It is not enough, just to run the database and forget about it. You have to monitor cluster state, how replication works and others. However, the most important is to… run the repair process. In current versions, it is not run automatically, but it is greatly recommended, why? To avoid… rise of the zombies!
Let’s say that you have a cluster with replication factor 3 and consistency level quorum.

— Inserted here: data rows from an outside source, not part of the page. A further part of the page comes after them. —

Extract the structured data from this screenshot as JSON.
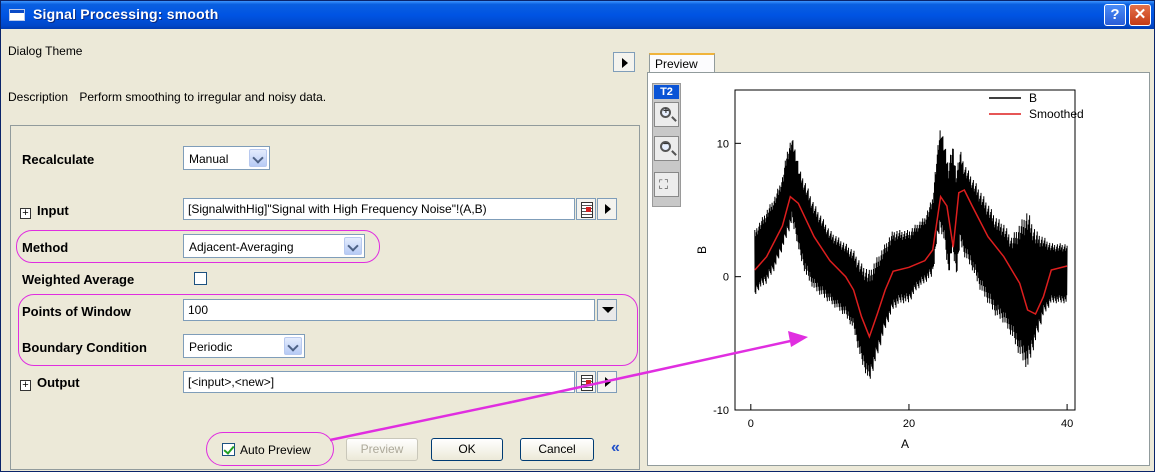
{
  "window": {
    "title": "Signal Processing: smooth",
    "help_glyph": "?",
    "close_glyph": "✕"
  },
  "dialog": {
    "theme_label": "Dialog Theme",
    "description_label": "Description",
    "description_text": "Perform smoothing to irregular and noisy data.",
    "recalculate": {
      "label": "Recalculate",
      "value": "Manual"
    },
    "input": {
      "label": "Input",
      "value": "[SignalwithHig]\"Signal with High Frequency Noise\"!(A,B)"
    },
    "method": {
      "label": "Method",
      "value": "Adjacent-Averaging"
    },
    "weighted_average": {
      "label": "Weighted Average",
      "checked": false
    },
    "points_of_window": {
      "label": "Points of Window",
      "value": "100"
    },
    "boundary_condition": {
      "label": "Boundary Condition",
      "value": "Periodic"
    },
    "output": {
      "label": "Output",
      "value": "[<input>,<new>]"
    },
    "expand_glyph": "+",
    "collapse_glyph": "«"
  },
  "buttons": {
    "auto_preview": {
      "label": "Auto Preview",
      "checked": true
    },
    "preview": "Preview",
    "ok": "OK",
    "cancel": "Cancel"
  },
  "preview": {
    "tab_label": "Preview",
    "layer_badge": "T2",
    "tools": [
      "zoom-in-icon",
      "zoom-out-icon",
      "rescale-icon"
    ]
  },
  "colors": {
    "title_bar": "#0054e3",
    "highlight": "#e02ee0",
    "series_raw": "#000000",
    "series_smooth": "#dd1e1e"
  },
  "chart_data": {
    "type": "line",
    "xlabel": "A",
    "ylabel": "B",
    "xlim": [
      -2,
      41
    ],
    "ylim": [
      -10,
      14
    ],
    "x_ticks": [
      "0",
      "20",
      "40"
    ],
    "y_ticks": [
      "10",
      "0",
      "-10"
    ],
    "legend_position": "top-right",
    "series": [
      {
        "name": "B",
        "style": "noisy",
        "x": [
          0.5,
          1,
          2,
          3,
          4,
          4.6,
          5.2,
          5.7,
          6.2,
          7,
          8,
          9,
          10,
          11,
          12,
          13,
          14,
          15,
          16,
          17,
          18,
          19,
          20,
          21,
          22,
          23,
          23.5,
          24,
          24.5,
          25,
          25.5,
          26,
          26.5,
          27,
          28,
          29,
          30,
          31,
          32,
          33,
          34,
          35,
          36,
          37,
          38,
          39,
          40
        ],
        "y_max": [
          3.5,
          4,
          5,
          6,
          7.5,
          9.5,
          10.5,
          9.5,
          8,
          7,
          5.5,
          4.5,
          3.5,
          3,
          2.5,
          2,
          1,
          0.5,
          1.5,
          2.5,
          3.5,
          3.5,
          3.5,
          4,
          4.5,
          6,
          9,
          11.5,
          10,
          8.5,
          10,
          8,
          9.5,
          8.5,
          7.5,
          6.5,
          5.5,
          4.5,
          4,
          3,
          4,
          5,
          3.5,
          3,
          2.5,
          2.5,
          2.5
        ],
        "y_min": [
          -1.5,
          -1,
          -0.5,
          0.5,
          2,
          3,
          4,
          3,
          1.5,
          0,
          -1,
          -1.5,
          -2,
          -2.5,
          -3,
          -4,
          -6.5,
          -8,
          -6,
          -4,
          -2.5,
          -2,
          -2,
          -1,
          -0.5,
          0,
          2.5,
          3.5,
          2.5,
          0,
          2,
          0,
          2.5,
          1.5,
          0.5,
          -1,
          -2,
          -3,
          -3.5,
          -4.5,
          -6,
          -7,
          -5,
          -3,
          -2,
          -2,
          -2
        ]
      },
      {
        "name": "Smoothed",
        "style": "line",
        "x": [
          0.5,
          2,
          4,
          5,
          6,
          8,
          10,
          12,
          13,
          14,
          15,
          16,
          17,
          18,
          20,
          22,
          23,
          24,
          24.8,
          25.6,
          26.3,
          27,
          28,
          30,
          32,
          34,
          35,
          36,
          37,
          38,
          40
        ],
        "y": [
          0.5,
          1.5,
          3.8,
          6,
          5.5,
          3,
          1.2,
          0,
          -1,
          -3,
          -4.5,
          -2.8,
          -1,
          0.4,
          0.7,
          1.2,
          2,
          6,
          5.3,
          2.2,
          6.3,
          6.5,
          5.3,
          3,
          1.5,
          -0.5,
          -2.5,
          -2.8,
          -1.5,
          0.5,
          0.8
        ]
      }
    ]
  }
}
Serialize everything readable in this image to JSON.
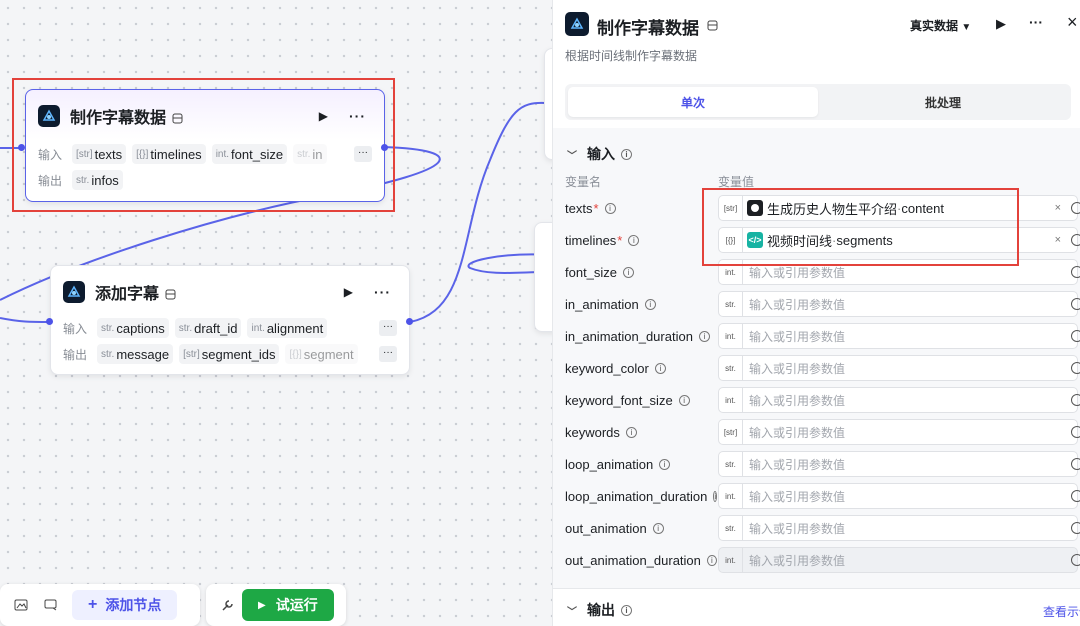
{
  "canvas": {
    "node_main": {
      "title": "制作字幕数据",
      "input_label": "输入",
      "output_label": "输出",
      "inputs": [
        {
          "type": "[str]",
          "name": "texts"
        },
        {
          "type": "[{}]",
          "name": "timelines"
        },
        {
          "type": "int.",
          "name": "font_size"
        },
        {
          "type": "str.",
          "name": "in"
        }
      ],
      "outputs": [
        {
          "type": "str.",
          "name": "infos"
        }
      ],
      "more_label": "···"
    },
    "node_add": {
      "title": "添加字幕",
      "input_label": "输入",
      "output_label": "输出",
      "inputs": [
        {
          "type": "str.",
          "name": "captions"
        },
        {
          "type": "str.",
          "name": "draft_id"
        },
        {
          "type": "int.",
          "name": "alignment"
        }
      ],
      "outputs": [
        {
          "type": "str.",
          "name": "message"
        },
        {
          "type": "[str]",
          "name": "segment_ids"
        },
        {
          "type": "[{}]",
          "name": "segment"
        }
      ],
      "more_label": "···"
    },
    "toolbar": {
      "add_node": "添加节点",
      "run": "试运行"
    }
  },
  "panel": {
    "title": "制作字幕数据",
    "mode_select": "真实数据",
    "description": "根据时间线制作字幕数据",
    "tabs": [
      "单次",
      "批处理"
    ],
    "input_section": "输入",
    "col_name": "变量名",
    "col_value": "变量值",
    "placeholder": "输入或引用参数值",
    "params": [
      {
        "name": "texts",
        "required": true,
        "type": "[str]",
        "ref": {
          "source": "生成历史人物生平介绍",
          "field": "content",
          "color": "#1c1f23"
        }
      },
      {
        "name": "timelines",
        "required": true,
        "type": "[{}]",
        "ref": {
          "source": "视频时间线",
          "field": "segments",
          "color": "#17b3a3"
        }
      },
      {
        "name": "font_size",
        "type": "int."
      },
      {
        "name": "in_animation",
        "type": "str."
      },
      {
        "name": "in_animation_duration",
        "type": "int."
      },
      {
        "name": "keyword_color",
        "type": "str."
      },
      {
        "name": "keyword_font_size",
        "type": "int."
      },
      {
        "name": "keywords",
        "type": "[str]"
      },
      {
        "name": "loop_animation",
        "type": "str."
      },
      {
        "name": "loop_animation_duration",
        "type": "int."
      },
      {
        "name": "out_animation",
        "type": "str."
      },
      {
        "name": "out_animation_duration",
        "type": "int."
      }
    ],
    "output_section": "输出",
    "view_example": "查看示例"
  },
  "colors": {
    "accent": "#4d53e8",
    "highlight": "#e3423b",
    "run": "#1ea845"
  }
}
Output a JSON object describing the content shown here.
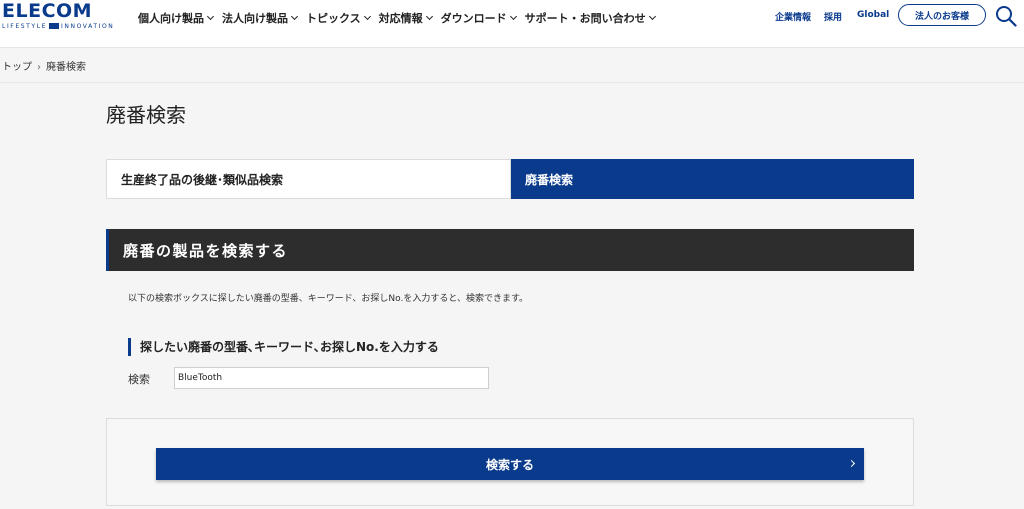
{
  "brand": {
    "logo_text": "ELECOM",
    "tagline_left": "LIFESTYLE",
    "tagline_right": "INNOVATION",
    "primary_color": "#0a3a8c"
  },
  "nav": {
    "items": [
      {
        "label": "個人向け製品",
        "icon": "chevron-down-icon"
      },
      {
        "label": "法人向け製品",
        "icon": "chevron-down-icon"
      },
      {
        "label": "トピックス",
        "icon": "chevron-down-icon"
      },
      {
        "label": "対応情報",
        "icon": "chevron-down-icon"
      },
      {
        "label": "ダウンロード",
        "icon": "chevron-down-icon"
      },
      {
        "label": "サポート・お問い合わせ",
        "icon": "chevron-down-icon"
      }
    ],
    "util_links": [
      "企業情報",
      "採用",
      "Global"
    ],
    "corporate_button": "法人のお客様",
    "search_icon": "search-icon"
  },
  "breadcrumb": {
    "items": [
      "トップ",
      "廃番検索"
    ],
    "separator": "›"
  },
  "page": {
    "title": "廃番検索"
  },
  "tabs": [
    {
      "label": "生産終了品の後継･類似品検索",
      "active": false
    },
    {
      "label": "廃番検索",
      "active": true
    }
  ],
  "section": {
    "heading": "廃番の製品を検索する",
    "description": "以下の検索ボックスに探したい廃番の型番、キーワード、お探しNo.を入力すると、検索できます。",
    "subheading": "探したい廃番の型番､キーワード､お探しNo.を入力する",
    "field_label": "検索",
    "search_value": "BlueTooth",
    "submit_label": "検索する"
  }
}
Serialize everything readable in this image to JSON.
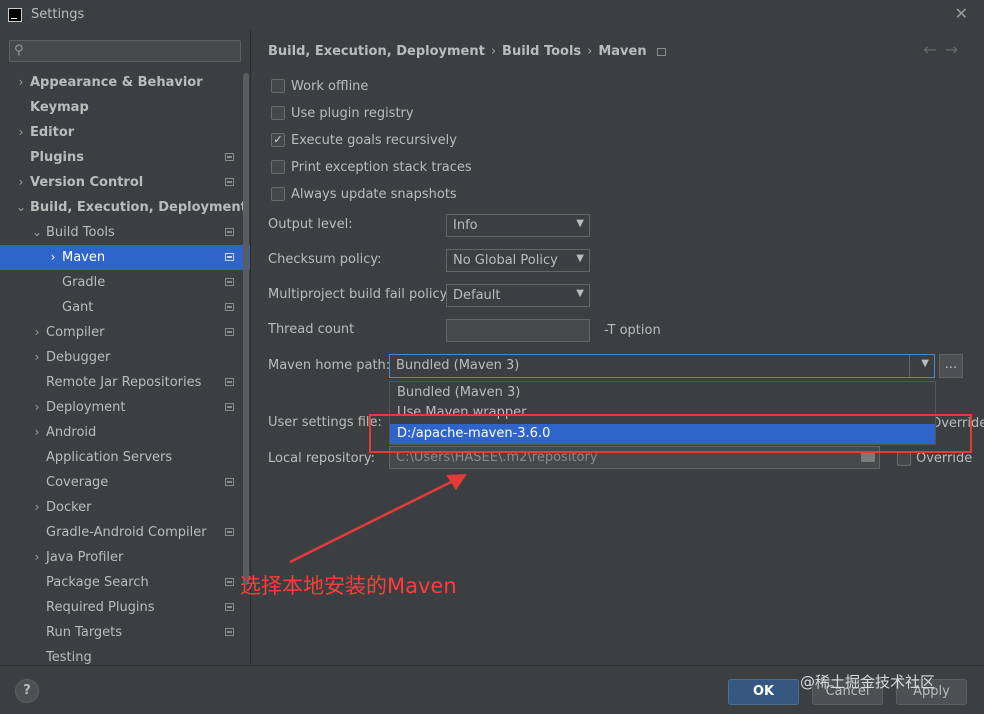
{
  "window": {
    "title": "Settings",
    "close_glyph": "✕"
  },
  "search": {
    "icon": "search-icon",
    "placeholder": ""
  },
  "sidebar": {
    "items": [
      {
        "label": "Appearance & Behavior",
        "level": 0,
        "chevron": "›",
        "bold": true,
        "icon": false
      },
      {
        "label": "Keymap",
        "level": 0,
        "chevron": "",
        "bold": true,
        "icon": false
      },
      {
        "label": "Editor",
        "level": 0,
        "chevron": "›",
        "bold": true,
        "icon": false
      },
      {
        "label": "Plugins",
        "level": 0,
        "chevron": "",
        "bold": true,
        "icon": true
      },
      {
        "label": "Version Control",
        "level": 0,
        "chevron": "›",
        "bold": true,
        "icon": true
      },
      {
        "label": "Build, Execution, Deployment",
        "level": 0,
        "chevron": "⌄",
        "bold": true,
        "icon": false
      },
      {
        "label": "Build Tools",
        "level": 1,
        "chevron": "⌄",
        "bold": false,
        "icon": true
      },
      {
        "label": "Maven",
        "level": 2,
        "chevron": "›",
        "bold": false,
        "icon": true,
        "selected": true
      },
      {
        "label": "Gradle",
        "level": 2,
        "chevron": "",
        "bold": false,
        "icon": true
      },
      {
        "label": "Gant",
        "level": 2,
        "chevron": "",
        "bold": false,
        "icon": true
      },
      {
        "label": "Compiler",
        "level": 1,
        "chevron": "›",
        "bold": false,
        "icon": true
      },
      {
        "label": "Debugger",
        "level": 1,
        "chevron": "›",
        "bold": false,
        "icon": false
      },
      {
        "label": "Remote Jar Repositories",
        "level": 1,
        "chevron": "",
        "bold": false,
        "icon": true
      },
      {
        "label": "Deployment",
        "level": 1,
        "chevron": "›",
        "bold": false,
        "icon": true
      },
      {
        "label": "Android",
        "level": 1,
        "chevron": "›",
        "bold": false,
        "icon": false
      },
      {
        "label": "Application Servers",
        "level": 1,
        "chevron": "",
        "bold": false,
        "icon": false
      },
      {
        "label": "Coverage",
        "level": 1,
        "chevron": "",
        "bold": false,
        "icon": true
      },
      {
        "label": "Docker",
        "level": 1,
        "chevron": "›",
        "bold": false,
        "icon": false
      },
      {
        "label": "Gradle-Android Compiler",
        "level": 1,
        "chevron": "",
        "bold": false,
        "icon": true
      },
      {
        "label": "Java Profiler",
        "level": 1,
        "chevron": "›",
        "bold": false,
        "icon": false
      },
      {
        "label": "Package Search",
        "level": 1,
        "chevron": "",
        "bold": false,
        "icon": true
      },
      {
        "label": "Required Plugins",
        "level": 1,
        "chevron": "",
        "bold": false,
        "icon": true
      },
      {
        "label": "Run Targets",
        "level": 1,
        "chevron": "",
        "bold": false,
        "icon": true
      },
      {
        "label": "Testing",
        "level": 1,
        "chevron": "",
        "bold": false,
        "icon": false
      }
    ]
  },
  "breadcrumb": {
    "parts": [
      "Build, Execution, Deployment",
      "Build Tools",
      "Maven"
    ],
    "separator": "›",
    "back_glyph": "←",
    "forward_glyph": "→"
  },
  "checkboxes": [
    {
      "label": "Work offline",
      "checked": false
    },
    {
      "label": "Use plugin registry",
      "checked": false
    },
    {
      "label": "Execute goals recursively",
      "checked": true
    },
    {
      "label": "Print exception stack traces",
      "checked": false
    },
    {
      "label": "Always update snapshots",
      "checked": false
    }
  ],
  "check_glyph": "✓",
  "form": {
    "output_level": {
      "label": "Output level:",
      "value": "Info"
    },
    "checksum_policy": {
      "label": "Checksum policy:",
      "value": "No Global Policy"
    },
    "multiproject_fail": {
      "label": "Multiproject build fail policy:",
      "value": "Default"
    },
    "thread_count": {
      "label": "Thread count",
      "value": "",
      "hint": "-T option"
    },
    "maven_home": {
      "label": "Maven home path:",
      "value": "Bundled (Maven 3)",
      "browse_label": "..."
    },
    "user_settings": {
      "label": "User settings file:",
      "override_label": "Override"
    },
    "local_repo": {
      "label": "Local repository:",
      "value": "C:\\Users\\HASEE\\.m2\\repository",
      "override_label": "Override"
    },
    "dropdown_arrow": "▼"
  },
  "maven_dropdown": {
    "options": [
      "Bundled (Maven 3)",
      "Use Maven wrapper",
      "D:/apache-maven-3.6.0"
    ],
    "selected_index": 2
  },
  "annotation": {
    "text": "选择本地安装的Maven",
    "color": "#e53a3a"
  },
  "footer": {
    "help_label": "?",
    "ok_label": "OK",
    "cancel_label": "Cancel",
    "apply_label": "Apply"
  },
  "watermark": "@稀土掘金技术社区",
  "colors": {
    "background": "#3c3f41",
    "selection": "#2f65ca",
    "primary_button": "#365880",
    "text": "#bbbbbb"
  }
}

Your row is stored on 3 nodes.
And now you want to delete it. But wait, something went wrong, one of the nodes is not responding!
Let’s say that V2 means deleted row (with a tombstone). Application still has a correct view on the data, because the coordinator can return data from other copies, but what Cassandra can do now to achieve consistency?
Hinted handoff-when node is off by up to
max_hint_window_in_ms the query coordinator will store operations for it. They would be reapplied after node is up. But let’s say our outage lasts longer.
Read repair-when data is read, with
read_repair_chance probability, the coordinator will query all of the replicas and compare fetched data. This way client will get V2. But let’s say our row wasn’t queried and this mechanism couldn’t be applied.
So what now? It gets worse! Tombstones are kept for
gc_grace_seconds which is by default 10 days. What happens when after more than 10 days compaction will be run? Two old replicas will no longer have any idea that our row has ever existed.
And now let’s say someone runs repair. The repair process has noticed that one node contains row which should appear on other replicas, result?
Our deleted row exists on all replicas! How to avoid that? Quite simply, run repairs more often than
gc_grace_seconds, e.g. every 7 days. To get more detailed info on this process, take a look at “
About Deletes and Tombstones in Cassandra” blogpost from The Last Pickle.
Let’s say you have a table with short-lived tasks to be performed. Rows are often added and often deleted. Looks simple. However, in practice, this is the worst thing which can happen to Cassandra. SSTables are immutable. Delete is actually a write of a tombstone. This means that although your tasks table may be empty, the disk may be actually full! The only way to free space is to perform compaction, which, as said before, is using CPU and disk throughput. Finishing compaction does not guarantee that all tombstones are deleted. Depending on the algorithm, e.g. only tables with similar size are compacted together. If row A information is located in a large old SSTable and a tombstone is in some small fresh SSTable, this means they won’t be compacted together, and they may occupy disk for days or weeks.
Tombstone may be located in table which won’t be compacted with original data Let’s use external Load Balancer — Cassandra driver applies a client-side load balancing. External Load Balancer may become a Single Point of Failure. Let’s use Cassandra as a search engine— having a lot of queries is very difficult to implement in Cassandra. A search engine would be just difficult and expensive to achieve. Let’s use Cassandra as a filestore — Cassandra does not like too big rows. If you want to store big files, then you need to split them into multiple parts. You may also just consider using some dedicated file storages, like e.g. Ceph.
Apache Cassandra is not the easiest database to learn on the market. You need to take a thoughtful decision about its usage in your project. Be careful-check if Cassandra is really a database for you. Start from analyzing your domain form the perspective of the queries. Remember that there are no full transactions here. If all of the tradeoffs are acceptable then choose the right environment for the deployment. Keep away from too large disks. Avoid deletes in your application (or if possible even updates). Also remember to monitor the cluster, keep it healthy and run the repairs.
When Cassandra works the best? In append-only scenarios, like time-series data or Event Sourcing architecture (e.g. based on Akka Persistence).
Be careful, it’s not a general-purpose database.